§ What the task requires
Could you find every line in the records below that contains the word "structure" and copy it?

══ Data for analysis ══

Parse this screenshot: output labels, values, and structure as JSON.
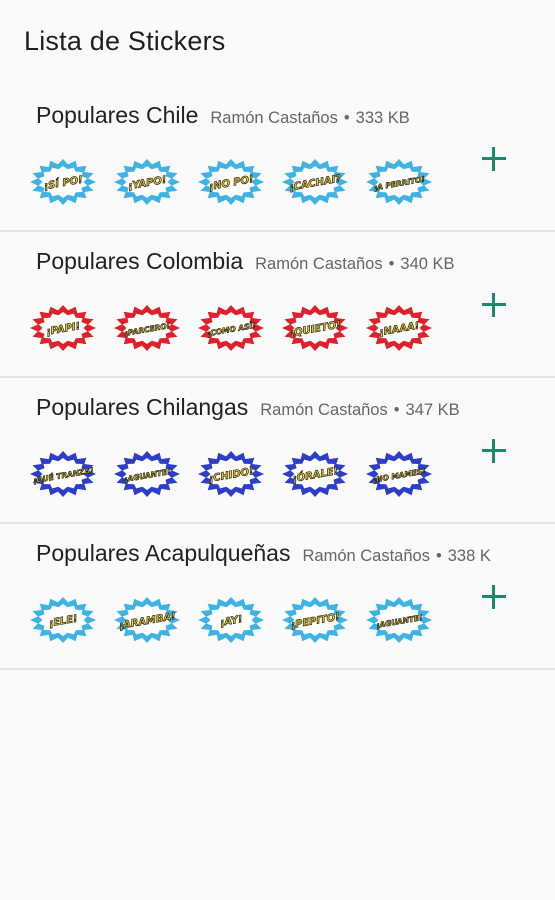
{
  "app": {
    "title": "Lista de Stickers"
  },
  "packs": [
    {
      "name": "Populares Chile",
      "publisher": "Ramón Castaños",
      "size": "333 KB",
      "burst_color": "#3fb3e6",
      "stickers": [
        "¡SÍ PO!",
        "¡YAPO!",
        "¡NO PO!",
        "¡CACHAI?",
        "¡A PERRITO!"
      ]
    },
    {
      "name": "Populares Colombia",
      "publisher": "Ramón Castaños",
      "size": "340 KB",
      "burst_color": "#e0202a",
      "stickers": [
        "¡PAPI!",
        "¡PARCERO!",
        "¡COMO ASÍ!",
        "¡QUIETO!",
        "¡NAAA!"
      ]
    },
    {
      "name": "Populares Chilangas",
      "publisher": "Ramón Castaños",
      "size": "347 KB",
      "burst_color": "#2d3fc9",
      "stickers": [
        "¡QUÉ TRANZA!",
        "¡AGUANTE!",
        "¡CHIDO!",
        "¡ÓRALE!",
        "¡NO MAMES!"
      ]
    },
    {
      "name": "Populares Acapulqueñas",
      "publisher": "Ramón Castaños",
      "size": "338 K",
      "burst_color": "#3fb3e6",
      "stickers": [
        "¡ELE!",
        "¡ARAMBA!",
        "¡AY!",
        "¡PEPITO!",
        "¡AGUANTE!"
      ]
    }
  ]
}
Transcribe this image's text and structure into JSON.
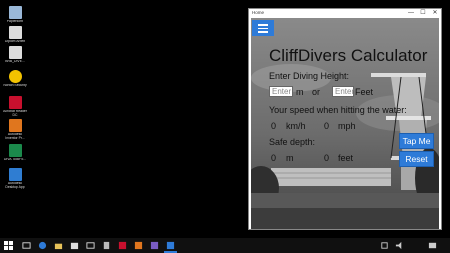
{
  "desktop": {
    "icons": [
      {
        "label": "Papierkorb",
        "color": "#9ab8d8"
      },
      {
        "label": "Diplom Arbeit",
        "color": "#dddddd"
      },
      {
        "label": "BRB_DIVE...",
        "color": "#dddddd"
      },
      {
        "label": "Norton Security",
        "color": "#f2c200"
      },
      {
        "label": "Acrobat Reader DC",
        "color": "#c8102e"
      },
      {
        "label": "Autodesk Inventor Pr...",
        "color": "#e0761e"
      },
      {
        "label": "DIVA Tool/Fo...",
        "color": "#1b8a4c"
      },
      {
        "label": "Autodesk Desktop App",
        "color": "#2f7dd2"
      }
    ]
  },
  "window": {
    "title": "Home",
    "minimize_glyph": "—",
    "maximize_glyph": "☐",
    "close_glyph": "✕"
  },
  "app": {
    "title": "CliffDivers Calculator",
    "enter_height_label": "Enter Diving Height:",
    "meters_placeholder": "Enter",
    "meters_unit": "m",
    "or_label": "or",
    "feet_placeholder": "Enter",
    "feet_unit": "Feet",
    "speed_label": "Your speed when hitting the water:",
    "speed_kmh_value": "0",
    "speed_kmh_unit": "km/h",
    "speed_mph_value": "0",
    "speed_mph_unit": "mph",
    "safe_depth_label": "Safe depth:",
    "depth_m_value": "0",
    "depth_m_unit": "m",
    "depth_ft_value": "0",
    "depth_ft_unit": "feet",
    "tap_me_button": "Tap Me",
    "reset_button": "Reset"
  },
  "taskbar": {
    "accent": "#2e7bd8"
  }
}
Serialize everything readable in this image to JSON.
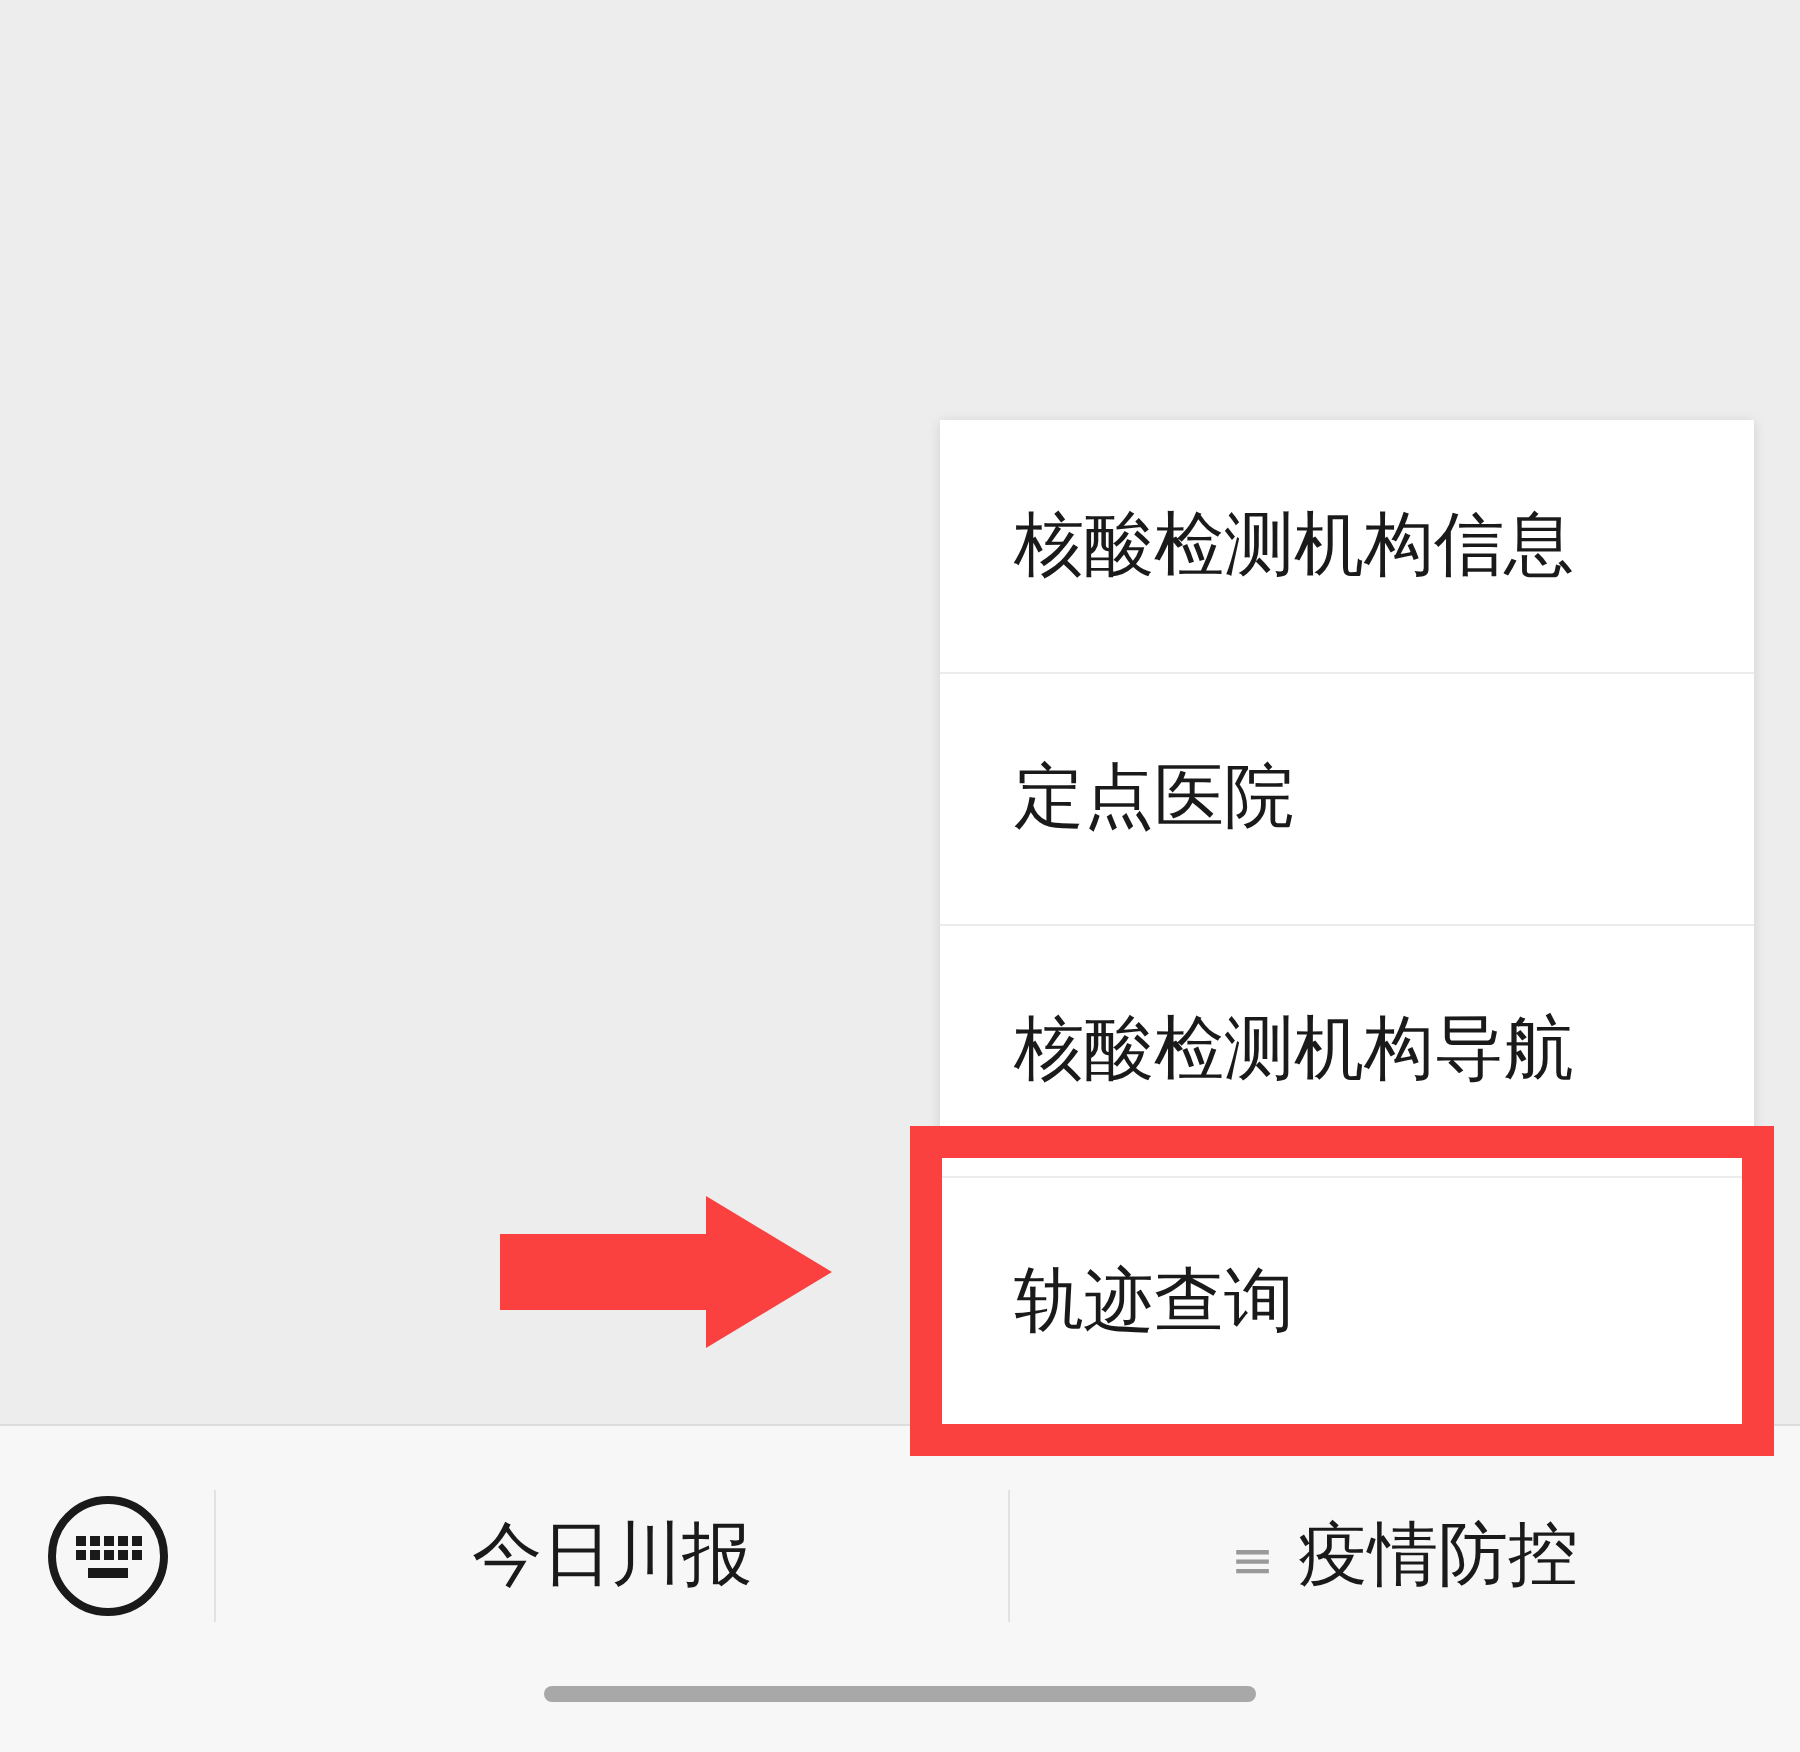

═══

§ Output below
Parse this screenshot: output labels, values, and structure as JSON.
Transcribe this image's text and structure into JSON.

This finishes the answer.